When we got word of the trade last night, the YESNetwork.com team was abuzz, with text messages flowing and a conference call on how to properly address the situation – which, as you likely have seen by now, included great analyses of the deal by both Jack Curry and Joe Auriemma, photos and videos of Ichiro’s first day as a Bomber, and a piece by Jon Lane on Brian Cashman’s stealth success.
We are, of course, all baseball enthusiasts (to put it lightly), so after a few ideas were thrown out and a handful of “man, Cashman did it again!” sentiments were exchanged, one of us asked the million dollar question: What number is Ichiro going to wear?
Even in Yankees lore, it was a valid question. After all, Ichiro has been synonymous with No. 51, the jersey he has worn since coming to Seattle in 2001…but in the Bronx, that number is synonymous with another former batting champion outfielder.
One can’t help but remember the fans’ furor in 2008 when LaTroy Hawkins came to the Yankees and was issued No. 21, which had been out of circulation since Paul O’Neill retired. Hawkins didn’t understand the vitriol at first, but switched his number as soon as he was fully aware of why fans found No. 21 sacred.
That said, while O’Neill and Bernie Williams are both in the same pantheon of beloved Yankees of the “’90s Dynasty” era…well, with all due respect to Mr. Hawkins and his great credentials, there’s a big difference between LaTroy and Ichiro.
Mr. Suzuki is, as Joe Auriemma posited in his piece, one of the few people on the planet who can get away with going by one name. Only six active Major Leaguers have more MLB hits than Ichiro, and if you add the 1,278 he amassed in Japan, he has a career total of 3,812 – a number that only Ty Cobb and Pete Rose have surpassed in MLB history.
He is the MLB record holder for hits in a single season, has 17 All-Star appearances and Gold Gloves between the U.S. and Japan, and was both the Rookie of the Year and the MVP in the same season – the season he became the first Japanese position player to break into the Majors.
Ichiro is, in a few words, a surefire Hall of Famer (and possibly a first-ballot one)…which, to be fair, isn’t necessarily something you can say about Bernie.
Sure, when it comes to love, numbers don’t always matter, and like No. 21, No. 51 has been out of circulation since Bernie last stepped off the field for the last time in October 2006.
It remains that way, as Ichiro wore No. 31 in his debut for the Bombers, so all we can do is wonder what the reaction might have been if he took his spot in right field donning No. 51 on Monday night.

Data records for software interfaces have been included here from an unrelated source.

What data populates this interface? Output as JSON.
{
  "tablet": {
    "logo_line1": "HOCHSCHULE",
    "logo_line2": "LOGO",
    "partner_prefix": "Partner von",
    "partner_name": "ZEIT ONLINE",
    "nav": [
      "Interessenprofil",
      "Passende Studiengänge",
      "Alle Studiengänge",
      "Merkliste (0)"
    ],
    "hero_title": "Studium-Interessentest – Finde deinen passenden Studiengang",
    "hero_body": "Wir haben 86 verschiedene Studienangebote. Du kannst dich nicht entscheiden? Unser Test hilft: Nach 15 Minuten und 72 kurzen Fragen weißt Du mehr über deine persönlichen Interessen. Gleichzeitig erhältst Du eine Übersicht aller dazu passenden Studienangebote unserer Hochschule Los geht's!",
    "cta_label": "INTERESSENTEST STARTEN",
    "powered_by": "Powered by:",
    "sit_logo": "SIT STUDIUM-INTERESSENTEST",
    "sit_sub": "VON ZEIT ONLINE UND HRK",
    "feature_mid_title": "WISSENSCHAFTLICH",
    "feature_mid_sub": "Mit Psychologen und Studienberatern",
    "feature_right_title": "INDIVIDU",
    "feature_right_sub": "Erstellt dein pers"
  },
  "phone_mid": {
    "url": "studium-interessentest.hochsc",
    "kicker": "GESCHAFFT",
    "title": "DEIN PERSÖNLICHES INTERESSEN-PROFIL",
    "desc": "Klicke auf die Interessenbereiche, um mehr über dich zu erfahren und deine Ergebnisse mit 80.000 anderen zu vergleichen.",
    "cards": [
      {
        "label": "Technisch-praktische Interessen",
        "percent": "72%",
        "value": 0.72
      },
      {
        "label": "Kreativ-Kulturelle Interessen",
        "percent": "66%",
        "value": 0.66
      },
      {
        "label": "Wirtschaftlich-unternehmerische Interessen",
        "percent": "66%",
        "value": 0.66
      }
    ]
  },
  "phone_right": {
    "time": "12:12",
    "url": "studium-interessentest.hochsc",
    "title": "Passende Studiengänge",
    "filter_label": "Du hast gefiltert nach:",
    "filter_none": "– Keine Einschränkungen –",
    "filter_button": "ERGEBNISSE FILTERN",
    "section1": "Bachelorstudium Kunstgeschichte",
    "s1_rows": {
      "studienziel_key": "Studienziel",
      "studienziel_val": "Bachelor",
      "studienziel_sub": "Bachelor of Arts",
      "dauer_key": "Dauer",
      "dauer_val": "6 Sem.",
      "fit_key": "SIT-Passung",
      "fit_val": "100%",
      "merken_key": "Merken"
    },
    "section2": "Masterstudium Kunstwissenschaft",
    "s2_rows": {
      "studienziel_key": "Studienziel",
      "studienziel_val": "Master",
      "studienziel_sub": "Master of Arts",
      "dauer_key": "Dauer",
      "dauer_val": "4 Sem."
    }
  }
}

What do you think? Would you have been upset had Ichiro worn No. 51? Click on the poll link below to voice your opinion.